• _What the exercise asks_: The response should consist of every line below, unchanged.

##### Provided records #####

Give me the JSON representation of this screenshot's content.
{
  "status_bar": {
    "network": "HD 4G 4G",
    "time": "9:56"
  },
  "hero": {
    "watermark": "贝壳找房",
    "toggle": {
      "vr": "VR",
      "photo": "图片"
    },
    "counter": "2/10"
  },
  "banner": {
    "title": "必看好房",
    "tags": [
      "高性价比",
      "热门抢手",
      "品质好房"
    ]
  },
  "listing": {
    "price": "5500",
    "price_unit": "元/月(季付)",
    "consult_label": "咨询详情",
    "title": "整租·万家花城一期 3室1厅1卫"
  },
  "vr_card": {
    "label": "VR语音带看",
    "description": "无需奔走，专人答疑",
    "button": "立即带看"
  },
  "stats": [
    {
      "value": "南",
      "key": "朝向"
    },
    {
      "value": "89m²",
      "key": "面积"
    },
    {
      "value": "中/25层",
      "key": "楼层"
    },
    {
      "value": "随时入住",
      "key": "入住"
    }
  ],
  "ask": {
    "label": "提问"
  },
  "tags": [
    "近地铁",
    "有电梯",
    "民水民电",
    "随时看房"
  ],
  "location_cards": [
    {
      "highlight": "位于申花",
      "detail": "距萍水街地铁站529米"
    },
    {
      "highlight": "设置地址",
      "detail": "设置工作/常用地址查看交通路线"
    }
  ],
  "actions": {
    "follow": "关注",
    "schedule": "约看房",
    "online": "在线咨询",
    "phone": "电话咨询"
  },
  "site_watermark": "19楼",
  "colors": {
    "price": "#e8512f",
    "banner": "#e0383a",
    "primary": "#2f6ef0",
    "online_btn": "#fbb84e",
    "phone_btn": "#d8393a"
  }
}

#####

• _Solution to this task_:
Give me the JSON representation of this screenshot's content.
{
  "status_bar": {
    "network": "HD 4G 4G",
    "time": "9:56"
  },
  "hero": {
    "watermark": "贝壳找房",
    "toggle": {
      "vr": "VR",
      "photo": "图片"
    },
    "counter": "2/10"
  },
  "banner": {
    "title": "必看好房",
    "tags": [
      "高性价比",
      "热门抢手",
      "品质好房"
    ]
  },
  "listing": {
    "price": "5500",
    "price_unit": "元/月(季付)",
    "consult_label": "咨询详情",
    "title": "整租·万家花城一期 3室1厅1卫"
  },
  "vr_card": {
    "label": "VR语音带看",
    "description": "无需奔走，专人答疑",
    "button": "立即带看"
  },
  "stats": [
    {
      "value": "南",
      "key": "朝向"
    },
    {
      "value": "89m²",
      "key": "面积"
    },
    {
      "value": "中/25层",
      "key": "楼层"
    },
    {
      "value": "随时入住",
      "key": "入住"
    }
  ],
  "ask": {
    "label": "提问"
  },
  "tags": [
    "近地铁",
    "有电梯",
    "民水民电",
    "随时看房"
  ],
  "location_cards": [
    {
      "highlight": "位于申花",
      "detail": "距萍水街地铁站529米"
    },
    {
      "highlight": "设置地址",
      "detail": "设置工作/常用地址查看交通路线"
    }
  ],
  "actions": {
    "follow": "关注",
    "schedule": "约看房",
    "online": "在线咨询",
    "phone": "电话咨询"
  },
  "site_watermark": "19楼",
  "colors": {
    "price": "#e8512f",
    "banner": "#e0383a",
    "primary": "#2f6ef0",
    "online_btn": "#fbb84e",
    "phone_btn": "#d8393a"
  }
}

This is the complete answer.